Published by Lightmoor Press in 2021, 512 pages. Large Hardback - c.22cm by 28cm (N8009)
Brand New Book

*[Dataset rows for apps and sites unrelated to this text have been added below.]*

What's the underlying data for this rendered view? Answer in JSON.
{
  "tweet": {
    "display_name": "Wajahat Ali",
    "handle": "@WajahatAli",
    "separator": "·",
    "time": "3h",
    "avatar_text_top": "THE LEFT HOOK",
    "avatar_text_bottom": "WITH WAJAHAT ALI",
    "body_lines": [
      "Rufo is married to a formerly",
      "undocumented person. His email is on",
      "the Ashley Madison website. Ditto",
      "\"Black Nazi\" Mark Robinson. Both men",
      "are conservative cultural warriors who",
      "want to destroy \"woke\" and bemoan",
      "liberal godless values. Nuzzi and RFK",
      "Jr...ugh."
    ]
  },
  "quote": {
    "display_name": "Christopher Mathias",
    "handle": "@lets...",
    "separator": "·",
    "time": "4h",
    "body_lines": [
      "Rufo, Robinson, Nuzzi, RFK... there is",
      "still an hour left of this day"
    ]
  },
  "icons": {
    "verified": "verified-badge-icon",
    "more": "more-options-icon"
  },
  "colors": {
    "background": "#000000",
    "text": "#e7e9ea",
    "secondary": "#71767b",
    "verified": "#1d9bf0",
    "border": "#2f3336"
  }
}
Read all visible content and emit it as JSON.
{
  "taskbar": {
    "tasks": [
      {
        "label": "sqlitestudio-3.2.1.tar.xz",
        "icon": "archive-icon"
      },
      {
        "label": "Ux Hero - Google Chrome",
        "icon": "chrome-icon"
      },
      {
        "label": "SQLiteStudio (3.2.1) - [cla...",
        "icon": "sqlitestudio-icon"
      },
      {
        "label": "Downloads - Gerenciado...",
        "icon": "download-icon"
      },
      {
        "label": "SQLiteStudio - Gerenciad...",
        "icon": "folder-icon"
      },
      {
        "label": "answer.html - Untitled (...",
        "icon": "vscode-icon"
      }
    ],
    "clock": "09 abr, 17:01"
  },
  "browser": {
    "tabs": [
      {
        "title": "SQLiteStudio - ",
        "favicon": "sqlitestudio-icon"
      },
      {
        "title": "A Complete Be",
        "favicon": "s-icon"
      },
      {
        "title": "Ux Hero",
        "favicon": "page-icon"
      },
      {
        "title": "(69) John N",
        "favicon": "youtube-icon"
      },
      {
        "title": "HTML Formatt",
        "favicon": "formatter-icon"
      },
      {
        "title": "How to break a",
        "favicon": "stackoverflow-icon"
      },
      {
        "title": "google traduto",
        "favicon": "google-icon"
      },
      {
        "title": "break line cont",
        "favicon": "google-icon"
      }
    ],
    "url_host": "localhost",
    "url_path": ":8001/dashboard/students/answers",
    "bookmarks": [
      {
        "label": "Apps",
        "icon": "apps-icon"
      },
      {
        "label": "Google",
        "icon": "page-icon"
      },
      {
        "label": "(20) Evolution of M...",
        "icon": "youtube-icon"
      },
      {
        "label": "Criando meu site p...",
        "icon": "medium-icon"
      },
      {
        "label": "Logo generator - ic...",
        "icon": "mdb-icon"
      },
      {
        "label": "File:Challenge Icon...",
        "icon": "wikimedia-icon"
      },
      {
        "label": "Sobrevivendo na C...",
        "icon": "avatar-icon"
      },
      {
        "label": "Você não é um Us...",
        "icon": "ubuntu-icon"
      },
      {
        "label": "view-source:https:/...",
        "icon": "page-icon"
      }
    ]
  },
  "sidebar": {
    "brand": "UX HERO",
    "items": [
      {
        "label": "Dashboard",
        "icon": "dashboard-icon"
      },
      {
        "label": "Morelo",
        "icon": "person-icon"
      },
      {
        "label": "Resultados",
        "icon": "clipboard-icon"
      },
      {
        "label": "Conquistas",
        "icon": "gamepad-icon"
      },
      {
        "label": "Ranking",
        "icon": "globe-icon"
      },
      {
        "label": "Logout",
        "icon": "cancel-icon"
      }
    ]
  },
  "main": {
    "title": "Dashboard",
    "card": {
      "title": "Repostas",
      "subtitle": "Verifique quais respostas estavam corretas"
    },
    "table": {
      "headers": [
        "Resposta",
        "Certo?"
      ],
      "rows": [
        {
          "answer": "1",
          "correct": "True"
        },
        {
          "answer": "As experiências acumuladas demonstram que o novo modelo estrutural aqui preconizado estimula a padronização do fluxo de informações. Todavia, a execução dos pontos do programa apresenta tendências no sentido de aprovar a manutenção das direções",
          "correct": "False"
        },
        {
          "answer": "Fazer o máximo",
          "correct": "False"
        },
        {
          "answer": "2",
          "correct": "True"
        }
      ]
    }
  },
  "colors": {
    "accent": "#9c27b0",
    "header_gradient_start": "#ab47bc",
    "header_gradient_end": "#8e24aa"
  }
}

From the rear side cover: Bath stone was first quarried some two thousand years ago but not significantly until the arrival in Britain of the Romans, then by the Saxons and the Normans through the Dark and Middle ages. However, it was in the Georgian era that digging began on an industrial scale, when in 1727 Ralph Allen of Bath bought a half share in Combe Down including the quarries and laid a railway down to a wharf on the newly navigable River Avon. From this time a vast industry grew, which reached its zenith in the late 19th century, with Bath stone being quarried at numerous places across a swathe of land in north-east Somerset and west Wiltshire, from Bath to Corsham and down to Bradford on Avon. A number of books have been written about the industry or facets of it but no one had attempted a comprehensive history that covered all aspects – the companies, the quarries, the personalities, the quarrymen, the methods, the product and its transportation. David Pollard spent the better part of a lifetime compiling and writing this book, over the course of which he single handily opened and set up Hartham Park underground quarry, as a commercial venture to sell the beautiful Bath stone. In huge detail, and copiously illustrated with a plethora of maps, plans and photographs – many of which are historic and never previously published – this is the story of an industry which once dominated this part of the country and helped to shape both the landscape and the towns, villages and communities it built, and which is still alive today, albeit now using methods which would largely be unrecognisable to the ‘old men’ who dug the stone out of the ground in centuries past. Sadly, David Pollard died before he could see his life’s work in print but this book serves as his testament to an industry he loved and a testament to the man himself.
The book is illustrated throughout with lots of black and white photographs, diagrams and maps.